Dennis: I dunno, maybe the playoffs, they're working out good for the team, because the regular season wasn't too good for us.
Graham: Are you happy with your own performance?
Dennis: Yeah, I am. I was happy with my performance in the first six games, but the last five I haven't been very good out there, but I'm feeling better so hopefully we can carry it into the final four.
Graham: What do you think of the fighting rules in this
Dennis: I believe that you need the fighting, because if it wasn't there, there'd be a lot more stick work. I don't believe in all the fines that they throw around and there shouldn't be a five-fight limit. Then guys are challenging you, who maybe shouldn't be ‘cause you have five fights and you don't wanna get suspended. I think they should [have that], maybe raise the fight limit to a few more fights.
Graham: How do you see as your role on the team?
Dennis: I think I can give a little room to some of the finesse players and let them play their game. I contribute, and I can skate and just be a little bit of a presence out there in case we do get pushed around.
Graham: Have you got any close friends on the team?
Dennis: Oh yeah, I get along with all the guys. Sessa from Sheffield is a friend of mine, but on our own team guys like Rushforth. It's been a good experience to come over here and meet other guys.
Graham: Do you ever talk about fighting with the guys
before the game, who you might come up against and so on?
Dennis: Not really, you know who's there just in case…
Graham: Not even against Nottingham?
Dennis: Well, we all know (laughs) everybody knows that they got a pretty tough team. Basically sometimes we just say, don't get them riled up just keep it a calm game, ‘cuz obviously they have more muscle than we do.
Graham: Would you consider playing here next season?
Dennis: Yeah, definitely, it's treated me great so I can't complain.
Graham: For London or any team?

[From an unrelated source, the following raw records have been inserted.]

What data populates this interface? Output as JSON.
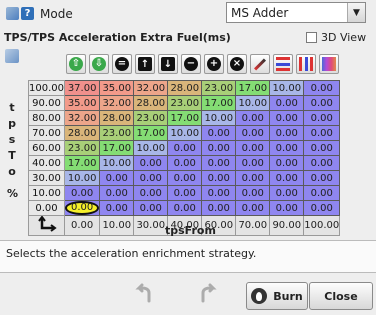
{
  "header": {
    "mode_label": "Mode",
    "mode_value": "MS Adder"
  },
  "table": {
    "title": "TPS/TPS Acceleration Extra Fuel(ms)",
    "view3d_label": "3D View",
    "y_axis_name": "tpsTo",
    "y_axis_letters": [
      "t",
      "p",
      "s",
      "T",
      "o"
    ],
    "unit_label": "%",
    "x_axis_name": "tpsFrom",
    "y_values": [
      "100.00",
      "90.00",
      "80.00",
      "70.00",
      "60.00",
      "40.00",
      "30.00",
      "10.00",
      "0.00"
    ],
    "x_values": [
      "0.00",
      "10.00",
      "30.00",
      "40.00",
      "60.00",
      "70.00",
      "90.00",
      "100.00"
    ],
    "cells": [
      [
        "37.00",
        "35.00",
        "32.00",
        "28.00",
        "23.00",
        "17.00",
        "10.00",
        "0.00"
      ],
      [
        "35.00",
        "32.00",
        "28.00",
        "23.00",
        "17.00",
        "10.00",
        "0.00",
        "0.00"
      ],
      [
        "32.00",
        "28.00",
        "23.00",
        "17.00",
        "10.00",
        "0.00",
        "0.00",
        "0.00"
      ],
      [
        "28.00",
        "23.00",
        "17.00",
        "10.00",
        "0.00",
        "0.00",
        "0.00",
        "0.00"
      ],
      [
        "23.00",
        "17.00",
        "10.00",
        "0.00",
        "0.00",
        "0.00",
        "0.00",
        "0.00"
      ],
      [
        "17.00",
        "10.00",
        "0.00",
        "0.00",
        "0.00",
        "0.00",
        "0.00",
        "0.00"
      ],
      [
        "10.00",
        "0.00",
        "0.00",
        "0.00",
        "0.00",
        "0.00",
        "0.00",
        "0.00"
      ],
      [
        "0.00",
        "0.00",
        "0.00",
        "0.00",
        "0.00",
        "0.00",
        "0.00",
        "0.00"
      ],
      [
        "0.00",
        "0.00",
        "0.00",
        "0.00",
        "0.00",
        "0.00",
        "0.00",
        "0.00"
      ]
    ],
    "selected_cell_value": "0.00",
    "colors": {
      "37.00": "#f0908c",
      "35.00": "#f29a8a",
      "32.00": "#eda58a",
      "28.00": "#d9b57a",
      "23.00": "#a8cf78",
      "17.00": "#84dd74",
      "10.00": "#a8b6e8",
      "0.00": "#8f86f0"
    }
  },
  "toolbar": {
    "icons": [
      "increment-icon",
      "decrement-icon",
      "set-equal-icon",
      "shift-up-icon",
      "shift-down-icon",
      "subtract-icon",
      "add-icon",
      "multiply-icon",
      "pen-icon",
      "horizontal-interpolate-icon",
      "vertical-interpolate-icon",
      "smooth-icon"
    ]
  },
  "help": {
    "text": "Selects the acceleration enrichment strategy."
  },
  "footer": {
    "burn_label": "Burn",
    "close_label": "Close"
  }
}
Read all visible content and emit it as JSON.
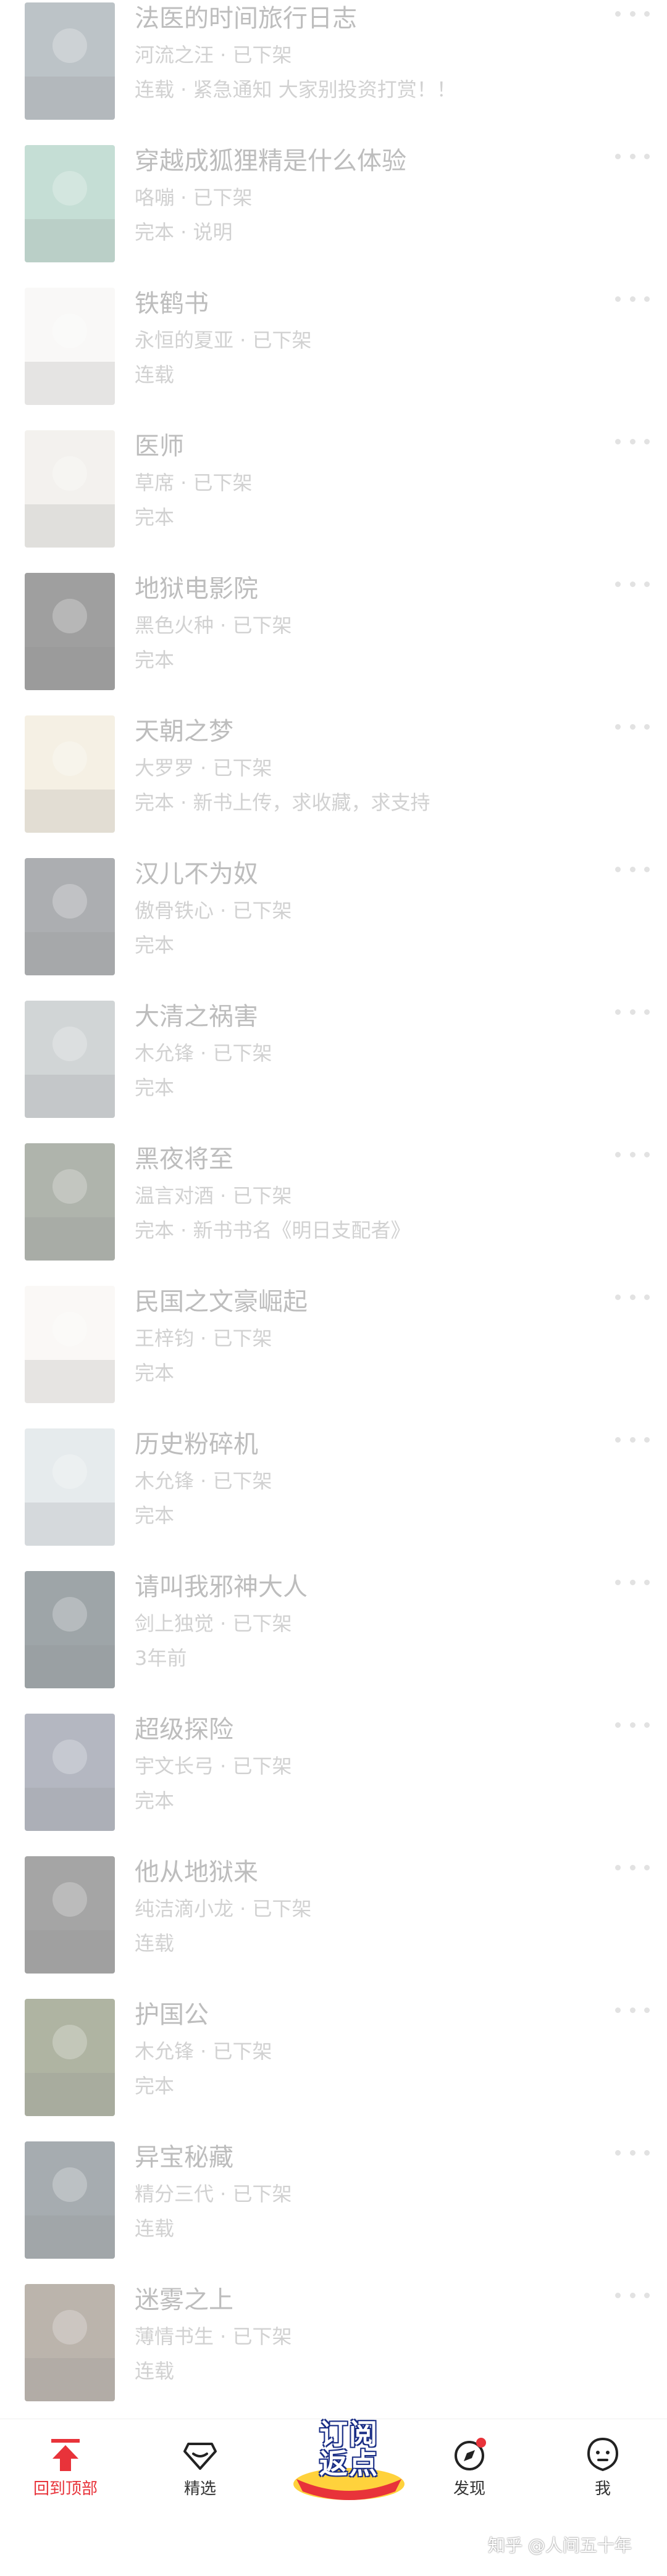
{
  "books": [
    {
      "title": "法医的时间旅行日志",
      "meta": "河流之汪 · 已下架",
      "status": "连载 · 紧急通知 大家别投资打赏！！",
      "cover_color": "#6d7b85"
    },
    {
      "title": "穿越成狐狸精是什么体验",
      "meta": "咯嘣 · 已下架",
      "status": "完本 · 说明",
      "cover_color": "#7fb7a3"
    },
    {
      "title": "铁鹤书",
      "meta": "永恒的夏亚 · 已下架",
      "status": "连载",
      "cover_color": "#f3f1ee"
    },
    {
      "title": "医师",
      "meta": "草席 · 已下架",
      "status": "完本",
      "cover_color": "#e6e2db"
    },
    {
      "title": "地狱电影院",
      "meta": "黑色火种 · 已下架",
      "status": "完本",
      "cover_color": "#2d2d2d"
    },
    {
      "title": "天朝之梦",
      "meta": "大罗罗 · 已下架",
      "status": "完本 · 新书上传，求收藏，求支持",
      "cover_color": "#e9dfc4"
    },
    {
      "title": "汉儿不为奴",
      "meta": "傲骨铁心 · 已下架",
      "status": "完本",
      "cover_color": "#4a4e54"
    },
    {
      "title": "大清之祸害",
      "meta": "木允锋 · 已下架",
      "status": "完本",
      "cover_color": "#9aa3a6"
    },
    {
      "title": "黑夜将至",
      "meta": "温言对酒 · 已下架",
      "status": "完本 · 新书书名《明日支配者》",
      "cover_color": "#4f5a48"
    },
    {
      "title": "民国之文豪崛起",
      "meta": "王梓钧 · 已下架",
      "status": "完本",
      "cover_color": "#f4f1ec"
    },
    {
      "title": "历史粉碎机",
      "meta": "木允锋 · 已下架",
      "status": "完本",
      "cover_color": "#c9d3d9"
    },
    {
      "title": "请叫我邪神大人",
      "meta": "剑上独觉 · 已下架",
      "status": "3年前",
      "cover_color": "#2a3a40"
    },
    {
      "title": "超级探险",
      "meta": "宇文长弓 · 已下架",
      "status": "完本",
      "cover_color": "#5a6278"
    },
    {
      "title": "他从地狱来",
      "meta": "纯洁滴小龙 · 已下架",
      "status": "连载",
      "cover_color": "#3a3a3a"
    },
    {
      "title": "护国公",
      "meta": "木允锋 · 已下架",
      "status": "完本",
      "cover_color": "#4f5b33"
    },
    {
      "title": "异宝秘藏",
      "meta": "精分三代 · 已下架",
      "status": "连载",
      "cover_color": "#3c4a52"
    },
    {
      "title": "迷雾之上",
      "meta": "薄情书生 · 已下架",
      "status": "连载",
      "cover_color": "#6b5a4a"
    }
  ],
  "more_icon": "more-dots-icon",
  "bottom_nav": {
    "items": [
      {
        "label": "回到顶部",
        "icon": "back-to-top-icon",
        "active": true
      },
      {
        "label": "精选",
        "icon": "featured-icon",
        "active": false
      },
      {
        "label": "发现",
        "icon": "compass-icon",
        "active": false
      },
      {
        "label": "我",
        "icon": "profile-icon",
        "active": false
      }
    ],
    "promo": {
      "line1": "订阅",
      "line2": "返点"
    }
  },
  "watermark": "知乎 @人间五十年",
  "colors": {
    "accent": "#e8333a",
    "promo_blue": "#1b2f86"
  }
}
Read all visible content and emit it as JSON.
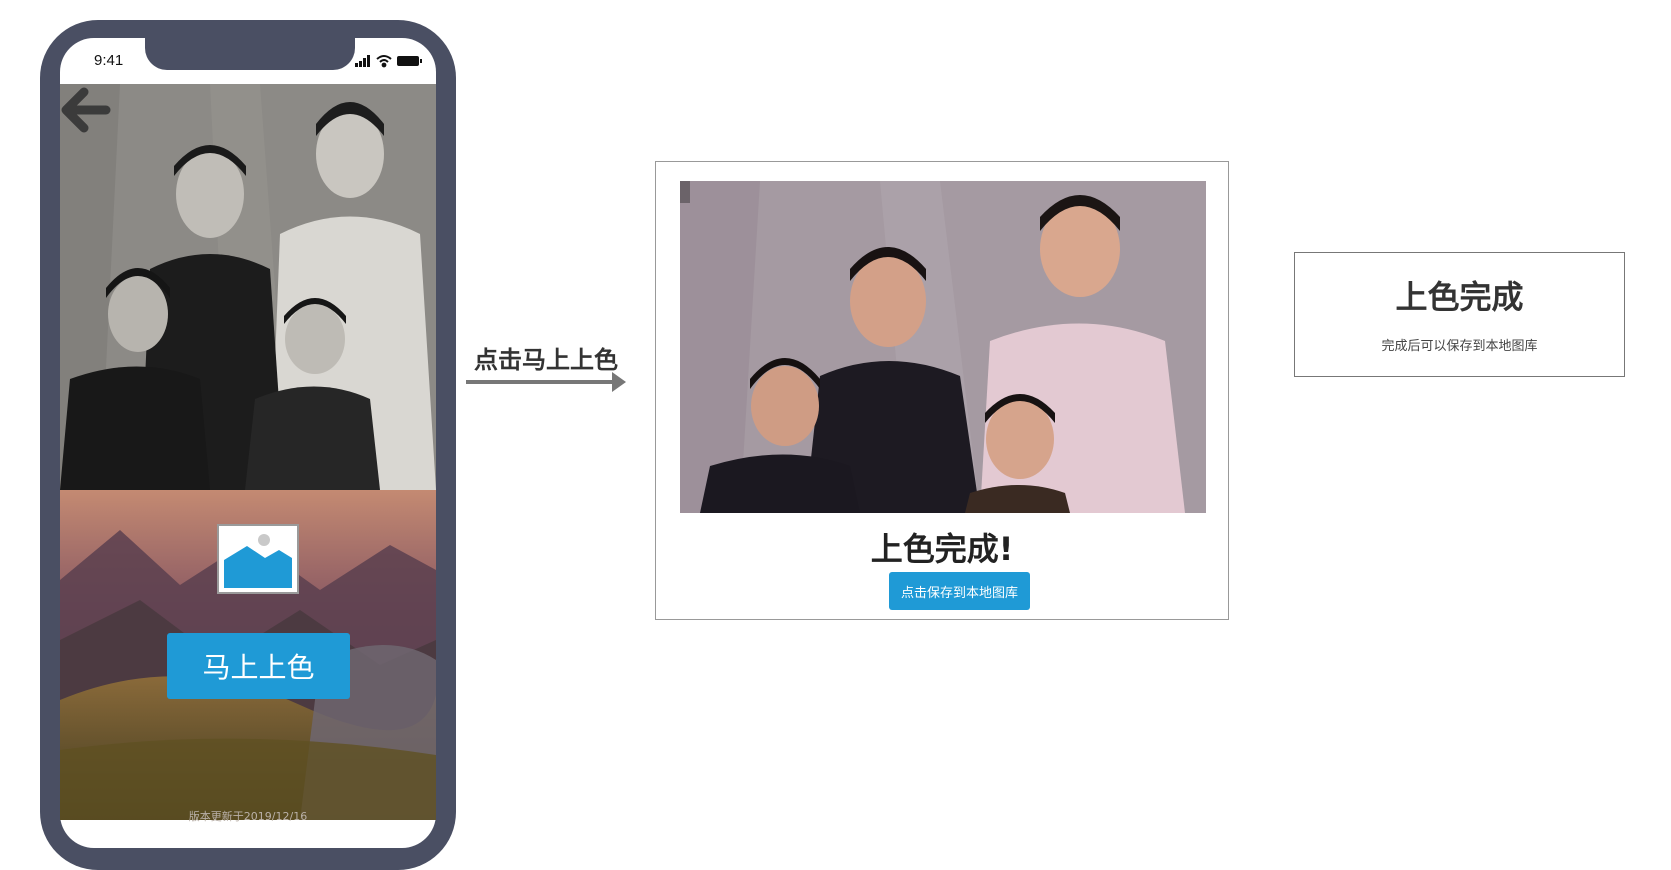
{
  "phone": {
    "status_time": "9:41",
    "colorize_button": "马上上色",
    "version_text": "版本更新于2019/12/16"
  },
  "flow": {
    "step_label": "点击马上上色"
  },
  "result": {
    "title": "上色完成!",
    "save_button": "点击保存到本地图库"
  },
  "dialog": {
    "title": "上色完成",
    "subtitle": "完成后可以保存到本地图库"
  },
  "colors": {
    "phone_frame": "#4a4f63",
    "accent_button": "#1f9ad6"
  },
  "icons": [
    "back-arrow-icon",
    "image-placeholder-icon",
    "signal-icon",
    "wifi-icon",
    "battery-icon"
  ]
}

Dennis: Well, any team. Obviously I'd like to come back to London, the fans have treated me unbelievably, the city's great and if London is back next year, I'd come back here for sure.
Graham: What's been the highlight of your career?
Dennis: Definitely getting drafted to the NHL…
Graham: To Tampa right?
Dennis: Yep, Tampa…and probably playing my first exhibition game. I never really got a chance in the “show”, but playing my first game in the Toronto Maple Leaf jersey was good.
Graham: Do have any regrets from your career?
Dennis: Yeah, I wish I would have taken care of myself a little better. When you're young you make a few stupid mistakes, and I wish I could turn back, but you know what? Life goes on, so you have to make the best of what's out there.
Graham: If you could fight one guy, at all, who would
Dennis: I'm not a big fan of Dion Darling, he's probably that guy. It's just that there's the code for tough guys, that I don't think he has. That's my personal opinion. I think he's a really good player, and it hurts his team sometimes when he fights, but other than that I don't like how he goes about it.
Graham: You guys were talking on the ice tonight, what were you saying?
Dennis: Well, he's telling me “Da, da, da, da, talk talk talk” and I'm saying “Well what are ya gonna say, are we gonna fight or are we gonna talk?” He's probably one of the only guys that I don't really like.
Dennis proved to be a classy guy off the ice, like he is on it.
Maxwell is a great scrapper who can score goals and make plays. Hopefully he
will come back next season, no matter what form the ISL takes.
I'd like to thank the London Knights for their help in setting up the interview, and of course Dennis for taking the time to talk, after a hard game.
Your own opinions can be expressed in the message forums.
Editorials are opinions of the author, not this website, the owner of this website or any of its members.